* **TASK BRIEF**:
Every line containing the word "this" is to be copied from the data below.

[Stored data entries]
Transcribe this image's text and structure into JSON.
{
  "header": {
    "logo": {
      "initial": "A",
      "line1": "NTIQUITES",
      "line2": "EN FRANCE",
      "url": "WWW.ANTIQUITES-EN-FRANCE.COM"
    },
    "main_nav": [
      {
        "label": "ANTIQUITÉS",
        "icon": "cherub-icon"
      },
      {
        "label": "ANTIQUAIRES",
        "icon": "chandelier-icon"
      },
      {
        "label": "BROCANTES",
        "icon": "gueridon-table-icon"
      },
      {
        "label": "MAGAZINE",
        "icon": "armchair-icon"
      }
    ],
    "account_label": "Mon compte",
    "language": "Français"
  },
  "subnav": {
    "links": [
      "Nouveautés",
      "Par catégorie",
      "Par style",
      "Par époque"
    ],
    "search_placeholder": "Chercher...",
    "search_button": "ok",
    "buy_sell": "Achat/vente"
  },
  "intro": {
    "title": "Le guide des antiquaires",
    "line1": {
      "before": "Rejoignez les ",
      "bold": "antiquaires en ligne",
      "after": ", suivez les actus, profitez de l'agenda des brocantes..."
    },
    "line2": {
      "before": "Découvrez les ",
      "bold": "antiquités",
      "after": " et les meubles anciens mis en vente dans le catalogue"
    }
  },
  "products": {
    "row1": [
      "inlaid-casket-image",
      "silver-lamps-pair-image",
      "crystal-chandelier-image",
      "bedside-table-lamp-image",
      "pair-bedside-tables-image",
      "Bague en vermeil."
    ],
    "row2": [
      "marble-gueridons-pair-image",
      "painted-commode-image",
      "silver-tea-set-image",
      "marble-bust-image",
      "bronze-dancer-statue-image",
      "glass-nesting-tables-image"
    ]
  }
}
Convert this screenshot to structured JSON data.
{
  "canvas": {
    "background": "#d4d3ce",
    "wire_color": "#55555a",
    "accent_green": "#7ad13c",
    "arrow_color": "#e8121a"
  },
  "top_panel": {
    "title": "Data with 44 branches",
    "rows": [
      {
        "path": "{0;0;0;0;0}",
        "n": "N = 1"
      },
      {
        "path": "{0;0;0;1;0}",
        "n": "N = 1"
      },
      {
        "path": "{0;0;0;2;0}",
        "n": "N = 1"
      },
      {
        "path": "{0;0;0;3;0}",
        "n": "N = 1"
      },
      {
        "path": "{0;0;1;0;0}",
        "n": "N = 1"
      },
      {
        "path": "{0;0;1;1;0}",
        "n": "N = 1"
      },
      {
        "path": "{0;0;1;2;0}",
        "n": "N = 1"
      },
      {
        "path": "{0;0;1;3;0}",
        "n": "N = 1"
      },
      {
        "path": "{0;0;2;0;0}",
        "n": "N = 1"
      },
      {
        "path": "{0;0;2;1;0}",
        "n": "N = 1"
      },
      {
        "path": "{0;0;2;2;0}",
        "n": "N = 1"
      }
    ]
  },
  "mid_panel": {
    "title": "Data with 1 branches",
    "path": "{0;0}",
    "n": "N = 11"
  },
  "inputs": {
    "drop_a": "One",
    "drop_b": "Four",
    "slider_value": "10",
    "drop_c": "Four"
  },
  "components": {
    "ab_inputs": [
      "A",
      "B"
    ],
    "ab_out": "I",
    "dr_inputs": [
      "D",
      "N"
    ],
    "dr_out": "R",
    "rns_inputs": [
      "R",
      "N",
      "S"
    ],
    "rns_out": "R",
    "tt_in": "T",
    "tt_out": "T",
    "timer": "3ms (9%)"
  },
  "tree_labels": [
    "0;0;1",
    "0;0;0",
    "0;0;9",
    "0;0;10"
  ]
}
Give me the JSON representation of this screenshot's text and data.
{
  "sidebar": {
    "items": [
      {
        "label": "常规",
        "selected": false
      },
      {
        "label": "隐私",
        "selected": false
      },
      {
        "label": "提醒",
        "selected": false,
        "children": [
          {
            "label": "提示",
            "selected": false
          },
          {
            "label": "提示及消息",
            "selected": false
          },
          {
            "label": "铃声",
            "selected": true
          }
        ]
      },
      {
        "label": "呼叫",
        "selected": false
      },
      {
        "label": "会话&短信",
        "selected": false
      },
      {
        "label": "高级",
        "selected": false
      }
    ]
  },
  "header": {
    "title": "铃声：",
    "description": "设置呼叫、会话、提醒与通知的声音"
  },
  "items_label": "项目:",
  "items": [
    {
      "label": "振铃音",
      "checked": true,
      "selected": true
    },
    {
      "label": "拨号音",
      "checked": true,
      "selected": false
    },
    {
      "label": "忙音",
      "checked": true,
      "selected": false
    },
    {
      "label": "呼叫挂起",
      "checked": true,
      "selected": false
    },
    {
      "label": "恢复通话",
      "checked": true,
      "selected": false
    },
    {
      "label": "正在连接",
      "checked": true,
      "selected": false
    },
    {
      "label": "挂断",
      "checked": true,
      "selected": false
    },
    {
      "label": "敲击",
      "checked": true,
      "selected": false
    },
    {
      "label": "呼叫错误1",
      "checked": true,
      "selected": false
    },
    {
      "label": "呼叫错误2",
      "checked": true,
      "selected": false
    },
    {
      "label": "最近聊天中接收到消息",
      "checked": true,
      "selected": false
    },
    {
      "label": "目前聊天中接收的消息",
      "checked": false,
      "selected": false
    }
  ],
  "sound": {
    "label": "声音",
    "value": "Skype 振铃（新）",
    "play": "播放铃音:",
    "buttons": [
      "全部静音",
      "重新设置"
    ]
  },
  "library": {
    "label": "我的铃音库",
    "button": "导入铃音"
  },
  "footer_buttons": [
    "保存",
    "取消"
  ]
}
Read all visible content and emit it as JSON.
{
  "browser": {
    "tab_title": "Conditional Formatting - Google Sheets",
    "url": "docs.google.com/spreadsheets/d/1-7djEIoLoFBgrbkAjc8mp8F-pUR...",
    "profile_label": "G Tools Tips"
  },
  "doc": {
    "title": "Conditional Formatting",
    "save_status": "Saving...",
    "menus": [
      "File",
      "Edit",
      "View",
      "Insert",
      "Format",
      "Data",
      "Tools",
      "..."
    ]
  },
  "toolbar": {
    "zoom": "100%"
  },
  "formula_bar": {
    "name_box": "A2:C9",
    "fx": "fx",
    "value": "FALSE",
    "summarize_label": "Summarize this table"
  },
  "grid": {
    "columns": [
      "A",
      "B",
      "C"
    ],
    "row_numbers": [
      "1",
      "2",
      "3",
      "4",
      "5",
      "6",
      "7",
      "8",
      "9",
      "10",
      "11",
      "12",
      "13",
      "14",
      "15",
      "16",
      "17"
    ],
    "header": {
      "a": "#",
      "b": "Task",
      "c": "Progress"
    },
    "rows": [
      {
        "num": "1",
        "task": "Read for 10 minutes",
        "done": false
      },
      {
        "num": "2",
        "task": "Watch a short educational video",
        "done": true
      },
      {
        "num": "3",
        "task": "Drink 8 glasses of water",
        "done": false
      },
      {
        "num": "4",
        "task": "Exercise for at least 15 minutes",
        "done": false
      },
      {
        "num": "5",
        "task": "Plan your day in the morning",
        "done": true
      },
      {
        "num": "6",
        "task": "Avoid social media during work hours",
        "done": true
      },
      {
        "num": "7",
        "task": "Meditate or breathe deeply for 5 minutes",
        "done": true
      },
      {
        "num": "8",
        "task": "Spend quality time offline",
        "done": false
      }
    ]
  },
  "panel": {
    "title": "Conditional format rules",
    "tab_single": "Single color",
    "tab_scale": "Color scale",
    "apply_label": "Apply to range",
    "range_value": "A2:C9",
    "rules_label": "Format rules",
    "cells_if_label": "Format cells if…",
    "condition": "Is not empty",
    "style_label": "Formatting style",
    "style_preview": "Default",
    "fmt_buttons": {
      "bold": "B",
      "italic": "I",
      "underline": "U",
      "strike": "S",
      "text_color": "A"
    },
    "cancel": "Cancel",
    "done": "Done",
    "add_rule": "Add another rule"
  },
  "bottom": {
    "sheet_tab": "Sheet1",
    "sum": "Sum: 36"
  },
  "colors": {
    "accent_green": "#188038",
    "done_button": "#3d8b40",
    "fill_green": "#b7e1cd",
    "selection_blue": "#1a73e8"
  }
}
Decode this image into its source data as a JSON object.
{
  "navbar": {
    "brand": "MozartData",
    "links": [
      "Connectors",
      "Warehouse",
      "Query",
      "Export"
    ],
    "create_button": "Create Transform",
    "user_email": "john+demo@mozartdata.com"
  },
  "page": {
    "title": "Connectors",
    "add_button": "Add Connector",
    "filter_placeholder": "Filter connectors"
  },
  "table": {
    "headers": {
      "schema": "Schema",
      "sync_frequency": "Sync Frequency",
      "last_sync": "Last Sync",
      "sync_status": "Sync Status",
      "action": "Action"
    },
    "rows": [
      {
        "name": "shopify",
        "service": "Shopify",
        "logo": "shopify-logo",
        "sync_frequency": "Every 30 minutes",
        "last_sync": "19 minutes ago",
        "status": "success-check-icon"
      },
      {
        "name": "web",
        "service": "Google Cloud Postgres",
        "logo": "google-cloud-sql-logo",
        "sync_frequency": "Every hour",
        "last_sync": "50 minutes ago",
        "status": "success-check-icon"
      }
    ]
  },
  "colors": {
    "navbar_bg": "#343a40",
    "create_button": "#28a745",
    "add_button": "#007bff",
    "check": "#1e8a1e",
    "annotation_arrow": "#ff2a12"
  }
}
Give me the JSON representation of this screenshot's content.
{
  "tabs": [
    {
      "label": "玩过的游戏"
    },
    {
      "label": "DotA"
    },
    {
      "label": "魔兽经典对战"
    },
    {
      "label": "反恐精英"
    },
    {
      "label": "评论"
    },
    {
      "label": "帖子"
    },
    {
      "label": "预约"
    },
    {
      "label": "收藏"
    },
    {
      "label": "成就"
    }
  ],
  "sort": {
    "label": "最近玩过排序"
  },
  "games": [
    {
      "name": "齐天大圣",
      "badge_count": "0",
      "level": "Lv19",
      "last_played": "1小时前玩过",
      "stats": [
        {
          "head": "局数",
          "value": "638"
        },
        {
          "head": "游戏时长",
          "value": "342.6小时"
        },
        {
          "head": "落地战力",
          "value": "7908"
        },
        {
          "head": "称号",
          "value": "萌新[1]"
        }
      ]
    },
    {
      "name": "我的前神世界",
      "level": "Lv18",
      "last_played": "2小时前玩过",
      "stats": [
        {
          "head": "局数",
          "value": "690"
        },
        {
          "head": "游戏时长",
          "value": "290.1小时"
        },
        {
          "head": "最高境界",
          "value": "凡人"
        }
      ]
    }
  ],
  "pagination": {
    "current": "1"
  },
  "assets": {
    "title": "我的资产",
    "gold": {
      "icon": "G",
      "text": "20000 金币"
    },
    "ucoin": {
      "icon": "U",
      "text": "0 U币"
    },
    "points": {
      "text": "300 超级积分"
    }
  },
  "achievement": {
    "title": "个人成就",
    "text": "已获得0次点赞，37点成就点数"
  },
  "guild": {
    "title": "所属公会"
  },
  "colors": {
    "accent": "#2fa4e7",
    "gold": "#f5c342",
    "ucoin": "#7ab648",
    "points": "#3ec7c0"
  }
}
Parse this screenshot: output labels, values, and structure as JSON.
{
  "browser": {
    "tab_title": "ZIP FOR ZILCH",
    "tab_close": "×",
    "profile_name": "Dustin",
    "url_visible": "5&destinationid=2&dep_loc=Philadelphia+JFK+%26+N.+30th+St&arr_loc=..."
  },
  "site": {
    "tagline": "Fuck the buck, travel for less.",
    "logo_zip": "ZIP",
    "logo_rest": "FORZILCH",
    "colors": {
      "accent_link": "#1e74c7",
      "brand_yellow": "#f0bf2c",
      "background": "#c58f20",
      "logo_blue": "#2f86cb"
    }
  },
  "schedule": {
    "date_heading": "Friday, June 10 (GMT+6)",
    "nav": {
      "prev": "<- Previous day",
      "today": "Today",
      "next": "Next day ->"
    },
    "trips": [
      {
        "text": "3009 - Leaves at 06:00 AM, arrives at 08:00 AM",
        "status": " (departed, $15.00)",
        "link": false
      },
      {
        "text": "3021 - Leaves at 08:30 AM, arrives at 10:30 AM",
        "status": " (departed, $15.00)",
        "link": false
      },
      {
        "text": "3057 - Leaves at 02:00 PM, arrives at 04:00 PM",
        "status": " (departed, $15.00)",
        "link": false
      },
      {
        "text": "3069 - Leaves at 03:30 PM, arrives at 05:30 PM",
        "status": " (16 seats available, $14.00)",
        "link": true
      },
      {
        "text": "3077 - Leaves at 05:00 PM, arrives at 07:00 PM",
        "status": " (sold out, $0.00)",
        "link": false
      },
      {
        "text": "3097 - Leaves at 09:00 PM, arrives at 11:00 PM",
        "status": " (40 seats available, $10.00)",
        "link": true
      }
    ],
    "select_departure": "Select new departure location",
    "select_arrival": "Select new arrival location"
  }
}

* **RESPONSE TO THE TASK**:
Transcribe this image's text and structure into JSON.
Convert this screenshot to structured JSON data.
Give me the JSON representation of this screenshot's text and data.
    "summarize_label": "Summarize this table"
Decode this image into its source data as a JSON object.
Give me the JSON representation of this screenshot's content.
Parse this screenshot: output labels, values, and structure as JSON.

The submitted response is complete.